September 28, 2023 Fall Color Report
Yellow ironweed flowers and late summer goldenrods are the stars of summer’s grand finale as the season winds down and butterflies nab their final sips of nectar. Acorns and hickory nuts are falling, much to the delight of the squirrels and turkeys getting ready for winter. Dogwoods, the most notable among the trees right now, have just started to develop light shades of red, as have the Virginia creeper vines. The colors of the dogwoods will deepen and become more rich as the season progresses. With their stippling of yellows, oranges, and reds, a few maple trees in the gardens and forests have begun their annual transition from summer’s verdant green.
Cooler fall-like temperatures in the forecast herald an acceleration of autumn color in the days ahead. We’ll soon see the first tinges of red on estate sourwood trees and black gums, as well as the beginning of the stunning transformation of trees at our higher elevations. It’s a show you won’t want to miss—make plans to join us on the estate now!
Enjoy These Images of Fall Color
Biltmore’s Evolving Landscape
A General Guide to Fall Color
September Color at Biltmore
Summer’s hot days and thunder showers usually become far less frequent as the season draws to a close. By mid- to late September, the estate’s late summer garden annuals may perk up with the cooler nights, only to be replaced with colorful chrysanthemums in October. In Antler Hill Village, wave upon wave of sunflowers rise skyward and share their cheerful full-bloom faces. Depending on weather conditions, the estate’s yellow buckeyes can show early leaf coloration, and dogwoods may develop light shades of red, hints that fall will soon be upon us in Asheville. Ironweed flowers and late summer goldenrods also signal summer’s finale, as butterflies enjoy their final sips of sugary nectar.
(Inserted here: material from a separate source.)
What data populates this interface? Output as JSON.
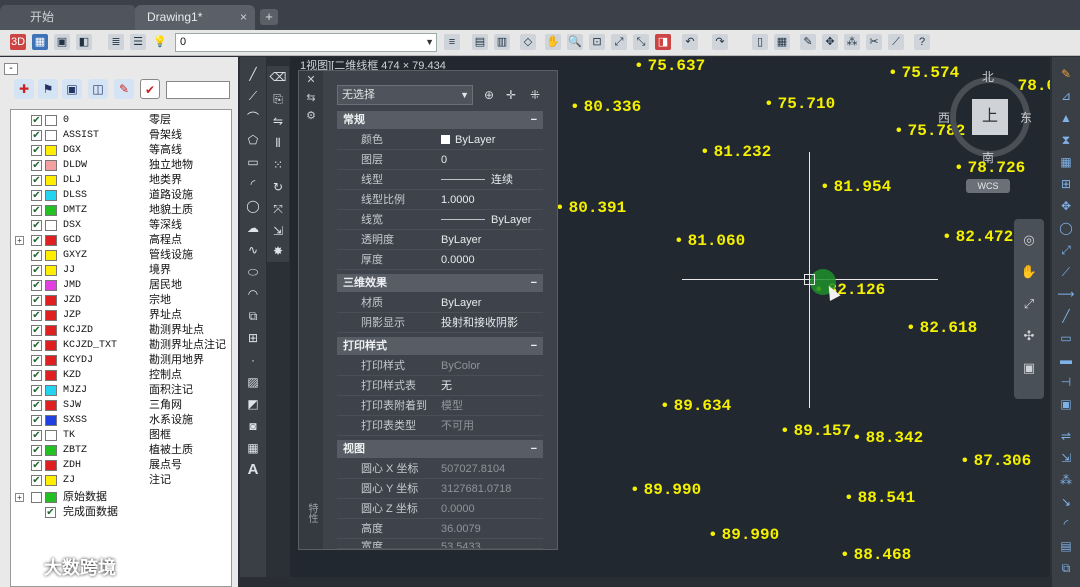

Much to the delight of squirrels and turkeys getting ready for winter, acorns and hickory nuts begin to drop to the forest floor.
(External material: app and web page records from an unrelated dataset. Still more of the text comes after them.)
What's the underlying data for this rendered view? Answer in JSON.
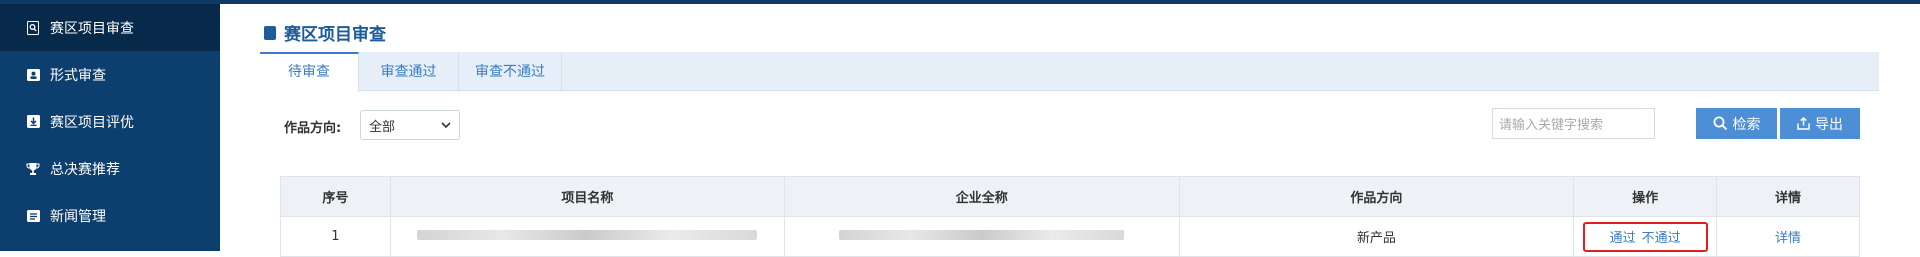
{
  "sidebar": {
    "items": [
      {
        "label": "赛区项目审查",
        "icon": "search-doc-icon",
        "active": true
      },
      {
        "label": "形式审查",
        "icon": "id-card-icon",
        "active": false
      },
      {
        "label": "赛区项目评优",
        "icon": "download-box-icon",
        "active": false
      },
      {
        "label": "总决赛推荐",
        "icon": "trophy-icon",
        "active": false
      },
      {
        "label": "新闻管理",
        "icon": "news-icon",
        "active": false
      }
    ]
  },
  "page": {
    "title": "赛区项目审查",
    "title_icon": "bookmark-icon"
  },
  "tabs": [
    {
      "label": "待审查",
      "active": true
    },
    {
      "label": "审查通过",
      "active": false
    },
    {
      "label": "审查不通过",
      "active": false
    }
  ],
  "filter": {
    "label": "作品方向:",
    "selected": "全部"
  },
  "search": {
    "placeholder": "请输入关键字搜索",
    "search_label": "检索",
    "export_label": "导出"
  },
  "table": {
    "columns": [
      "序号",
      "项目名称",
      "企业全称",
      "作品方向",
      "操作",
      "详情"
    ],
    "rows": [
      {
        "index": "1",
        "project_name": "",
        "company_name": "",
        "direction": "新产品",
        "pass_label": "通过",
        "reject_label": "不通过",
        "detail_label": "详情"
      }
    ]
  },
  "colors": {
    "sidebar_bg": "#0d3f6e",
    "sidebar_active": "#082a4a",
    "accent": "#3a7cc7",
    "button": "#4d8fd6",
    "highlight_border": "#e02020"
  }
}
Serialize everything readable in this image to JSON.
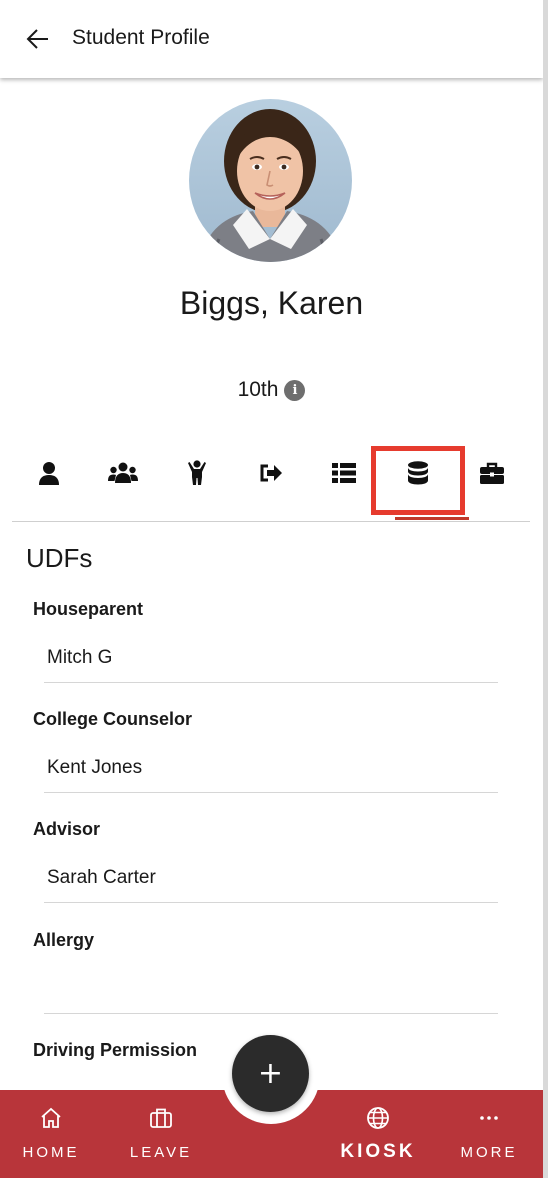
{
  "header": {
    "title": "Student Profile",
    "back_icon": "arrow-left-icon"
  },
  "profile": {
    "name": "Biggs, Karen",
    "grade": "10th",
    "grade_info_icon": "info-icon",
    "info_glyph": "i"
  },
  "tabs": [
    {
      "icon": "person-icon"
    },
    {
      "icon": "group-icon"
    },
    {
      "icon": "child-icon"
    },
    {
      "icon": "sign-out-icon"
    },
    {
      "icon": "list-icon"
    },
    {
      "icon": "database-icon",
      "active": true
    },
    {
      "icon": "briefcase-icon"
    }
  ],
  "udfs": {
    "title": "UDFs",
    "fields": [
      {
        "label": "Houseparent",
        "value": "Mitch G"
      },
      {
        "label": "College Counselor",
        "value": "Kent Jones"
      },
      {
        "label": "Advisor",
        "value": "Sarah Carter"
      },
      {
        "label": "Allergy",
        "value": ""
      },
      {
        "label": "Driving Permission",
        "value": ""
      }
    ]
  },
  "fab": {
    "icon": "plus-icon",
    "glyph": "+"
  },
  "bottom_nav": {
    "items": [
      {
        "label": "HOME",
        "icon": "home-icon"
      },
      {
        "label": "LEAVE",
        "icon": "suitcase-icon"
      },
      {
        "label": "KIOSK",
        "icon": "globe-icon"
      },
      {
        "label": "MORE",
        "icon": "more-icon"
      }
    ]
  },
  "colors": {
    "accent_red": "#b8353a",
    "highlight_box": "#e63b2e",
    "fab": "#2b2b2b"
  }
}
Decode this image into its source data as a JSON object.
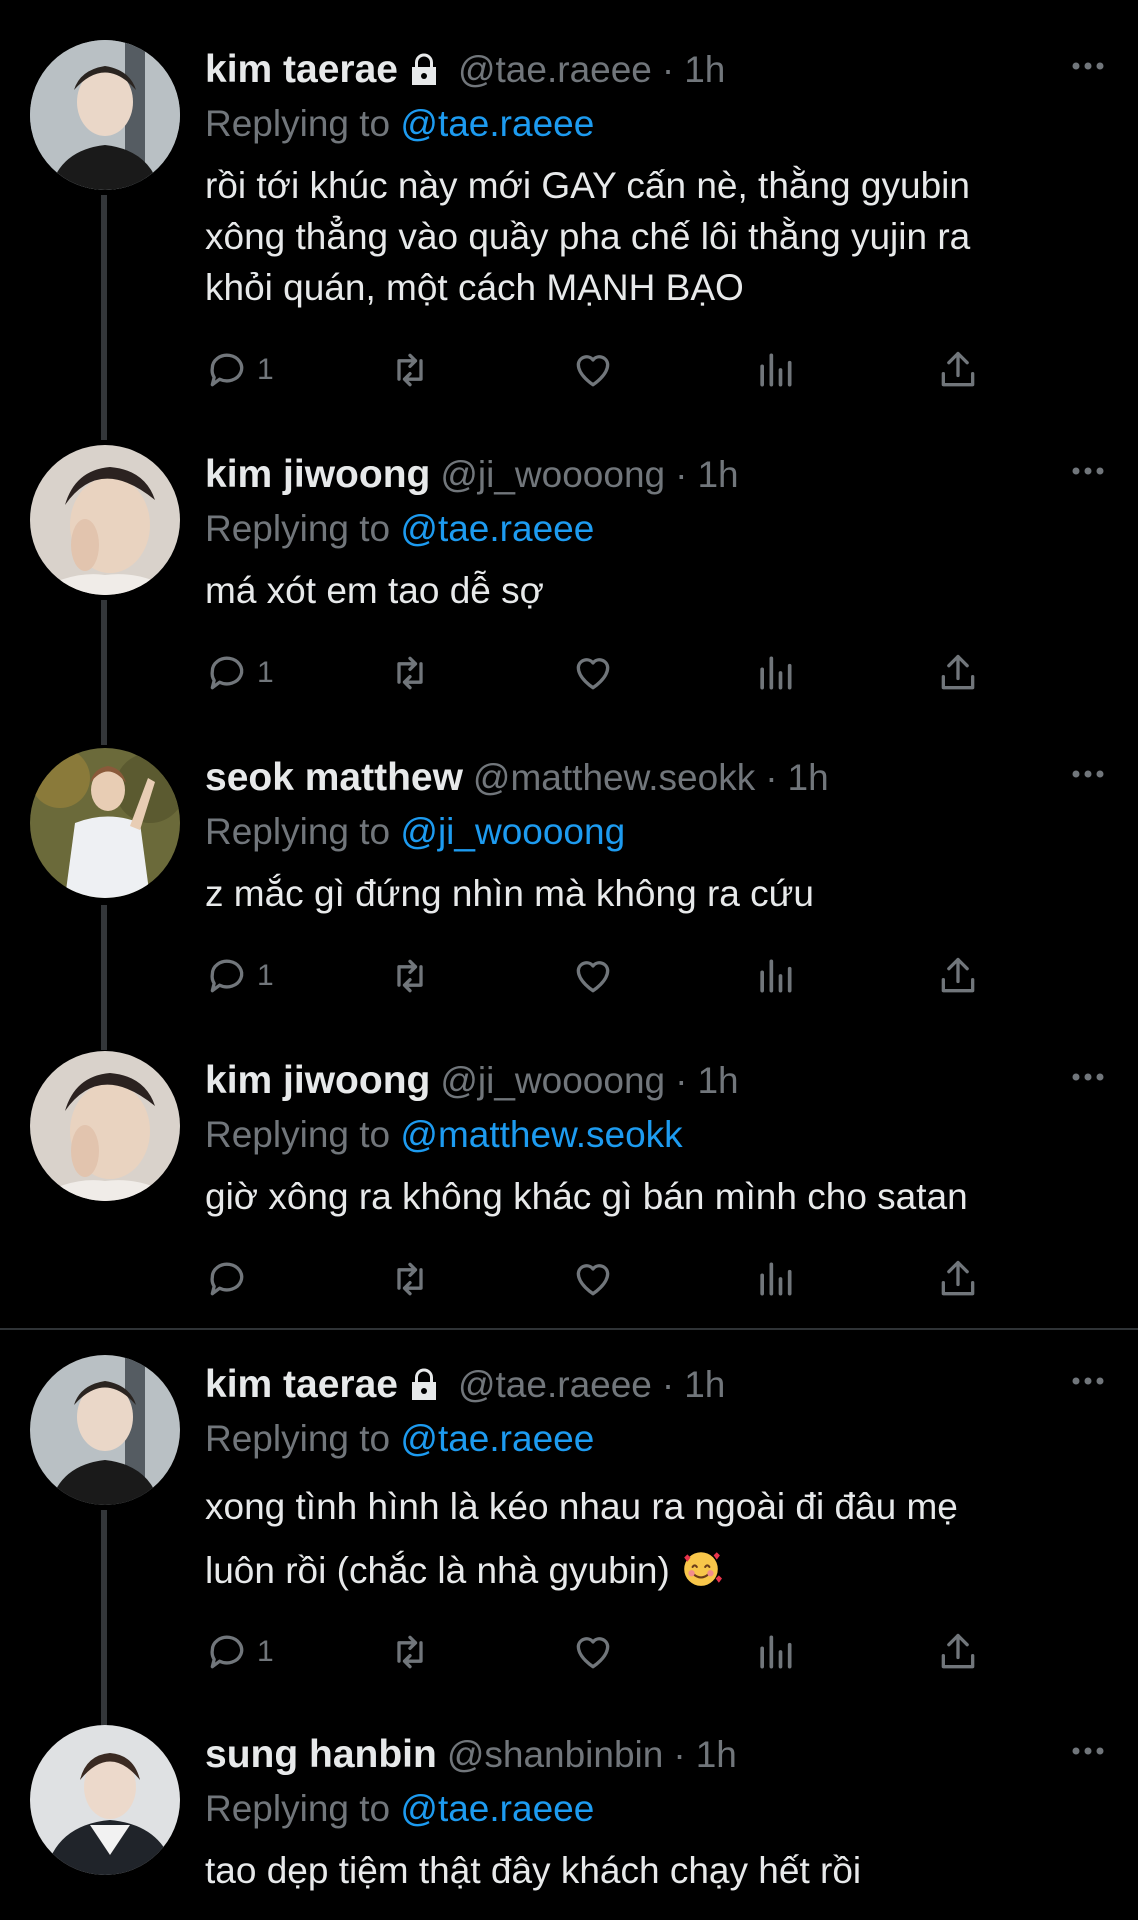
{
  "tweets": [
    {
      "name": "kim taerae",
      "locked": true,
      "handle": "@tae.raeee",
      "time": "1h",
      "replying_prefix": "Replying to",
      "replying_to": "@tae.raeee",
      "lines": [
        "rồi tới khúc này mới GAY cấn nè, thằng gyubin",
        "xông thẳng vào quầy pha chế lôi thằng yujin ra",
        "khỏi quán, một cách MẠNH BẠO"
      ],
      "reply_count": "1"
    },
    {
      "name": "kim jiwoong",
      "locked": false,
      "handle": "@ji_woooong",
      "time": "1h",
      "replying_prefix": "Replying to",
      "replying_to": "@tae.raeee",
      "lines": [
        "má xót em tao dễ sợ"
      ],
      "reply_count": "1"
    },
    {
      "name": "seok matthew",
      "locked": false,
      "handle": "@matthew.seokk",
      "time": "1h",
      "replying_prefix": "Replying to",
      "replying_to": "@ji_woooong",
      "lines": [
        "z mắc gì đứng nhìn mà không ra cứu"
      ],
      "reply_count": "1"
    },
    {
      "name": "kim jiwoong",
      "locked": false,
      "handle": "@ji_woooong",
      "time": "1h",
      "replying_prefix": "Replying to",
      "replying_to": "@matthew.seokk",
      "lines": [
        "giờ xông ra không khác gì bán mình cho satan"
      ],
      "reply_count": ""
    },
    {
      "name": "kim taerae",
      "locked": true,
      "handle": "@tae.raeee",
      "time": "1h",
      "replying_prefix": "Replying to",
      "replying_to": "@tae.raeee",
      "lines": [
        "xong tình hình là kéo nhau ra ngoài đi đâu mẹ",
        "luôn rồi (chắc là nhà gyubin)"
      ],
      "emoji": "smiling-face-with-hearts",
      "reply_count": "1"
    },
    {
      "name": "sung hanbin",
      "locked": false,
      "handle": "@shanbinbin",
      "time": "1h",
      "replying_prefix": "Replying to",
      "replying_to": "@tae.raeee",
      "lines": [
        "tao dẹp tiệm thật đây khách chạy hết rồi"
      ],
      "reply_count": ""
    }
  ],
  "colors": {
    "background": "#000000",
    "text": "#e7e9ea",
    "muted": "#71767b",
    "link": "#1d9bf0"
  },
  "icons": {
    "reply": "reply-icon",
    "retweet": "retweet-icon",
    "like": "like-icon",
    "views": "views-icon",
    "share": "share-icon",
    "more": "more-icon",
    "lock": "lock-icon"
  }
}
October Color at Biltmore
The much-anticipated arrival of peak fall color is influenced by day length and temperatures, which can vary from year to year. Similar to the way chilly autumn days prompt us to grab that flannel shirt or light sweater, these cool temperatures trigger the leaf chemistry behind the brilliant color transformations we see.
Fall floral displays, carefully planned to provide good color in October, usually reach peak bloom toward the middle of the month. As our gardeners plant out fall floral designs in the display beds, the first true autumn leaf color begins to show in the native dogwood and sourwood trees that line estate roads and pastures. Their flares of red will deepen as the month progresses. Yellow poplars and sweet birches will offer up amber hues. These early trees hold color through the season and add to peak color at the end of October with sugar maples, red maples, hickory, and gum trees giving the best show. Guests walking the gardens in October enjoy some of the best fall color up close on Japanese maples, woody shrubs, ferns, and other perennials.
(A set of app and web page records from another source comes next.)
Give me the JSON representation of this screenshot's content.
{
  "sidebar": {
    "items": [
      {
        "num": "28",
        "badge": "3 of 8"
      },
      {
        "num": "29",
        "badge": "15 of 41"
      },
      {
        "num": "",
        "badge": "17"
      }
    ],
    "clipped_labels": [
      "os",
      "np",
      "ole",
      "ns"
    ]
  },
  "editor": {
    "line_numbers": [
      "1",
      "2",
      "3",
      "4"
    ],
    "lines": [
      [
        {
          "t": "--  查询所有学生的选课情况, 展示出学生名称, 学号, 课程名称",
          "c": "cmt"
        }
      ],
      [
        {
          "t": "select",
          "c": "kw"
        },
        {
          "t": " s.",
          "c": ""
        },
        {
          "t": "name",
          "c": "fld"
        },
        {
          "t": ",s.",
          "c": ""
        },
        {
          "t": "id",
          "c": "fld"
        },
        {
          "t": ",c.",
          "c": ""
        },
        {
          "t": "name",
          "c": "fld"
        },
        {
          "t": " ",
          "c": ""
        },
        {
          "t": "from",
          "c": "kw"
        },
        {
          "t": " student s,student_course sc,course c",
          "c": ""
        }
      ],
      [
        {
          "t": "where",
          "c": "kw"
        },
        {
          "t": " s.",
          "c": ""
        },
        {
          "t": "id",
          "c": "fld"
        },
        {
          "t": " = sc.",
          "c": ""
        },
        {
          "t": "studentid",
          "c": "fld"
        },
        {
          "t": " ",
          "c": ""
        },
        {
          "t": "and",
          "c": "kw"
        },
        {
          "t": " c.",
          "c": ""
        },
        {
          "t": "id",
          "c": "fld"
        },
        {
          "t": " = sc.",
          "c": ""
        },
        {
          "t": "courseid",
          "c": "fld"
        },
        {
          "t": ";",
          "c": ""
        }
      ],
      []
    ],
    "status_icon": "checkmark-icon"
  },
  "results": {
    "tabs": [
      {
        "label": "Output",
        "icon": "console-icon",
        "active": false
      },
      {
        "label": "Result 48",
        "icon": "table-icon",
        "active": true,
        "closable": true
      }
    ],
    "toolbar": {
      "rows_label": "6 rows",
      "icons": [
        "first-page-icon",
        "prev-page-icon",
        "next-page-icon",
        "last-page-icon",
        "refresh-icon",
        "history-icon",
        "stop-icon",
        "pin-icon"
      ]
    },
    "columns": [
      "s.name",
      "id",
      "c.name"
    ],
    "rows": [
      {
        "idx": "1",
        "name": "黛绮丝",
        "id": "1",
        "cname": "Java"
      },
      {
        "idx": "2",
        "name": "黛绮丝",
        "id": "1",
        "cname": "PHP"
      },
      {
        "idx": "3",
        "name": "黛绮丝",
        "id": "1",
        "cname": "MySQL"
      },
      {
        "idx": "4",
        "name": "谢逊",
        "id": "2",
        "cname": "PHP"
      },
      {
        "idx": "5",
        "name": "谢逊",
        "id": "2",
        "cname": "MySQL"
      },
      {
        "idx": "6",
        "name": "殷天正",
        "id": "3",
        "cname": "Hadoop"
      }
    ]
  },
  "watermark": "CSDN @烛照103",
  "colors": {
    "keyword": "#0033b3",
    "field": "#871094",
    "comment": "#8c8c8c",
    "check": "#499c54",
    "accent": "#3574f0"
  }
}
Be sure to visit the gardens to see and smell the Japanese Katsura tree; as this striking tree’s heart-shaped leaves turn a buttery yellow, they give off a scent like cotton candy.
November Color at Biltmore
At 2,000 feet in elevation with spectacular views of the nearby 5,000-foot+ elevations of the majestic Blue Ridge Mountains, Biltmore is the perfect place to experience an abundance of fall color from October through early November.
With the arrival of November, red and white oaks and fall grasses in the Deer Park below Biltmore House represent the autumn season’s final bow. Vibrant Carolina allspice, fothergilla shrubs, and oakleaf hydrangeas shine brightly amid the evergreens. Chilly breezes send leaves adrift, covering the roads and trails and creating a protective blanket for wildlife throughout the winter. Sugar and red maples continue to impress with their fiery oranges and reds. Gold-covered hickories turn to bronze, beeches give the forests a warm glow, and Japanese maples are absolutely brilliant: their annual show never disappoints. Colorful winter berries are now exposed on many trees and shrubs for the birds that will brighten winter days.
With fall’s end, we shift gears to fine-tune our appreciation of winter’s pristine beauty, the approach of the holiday season, and the magic of Christmas at Biltmore.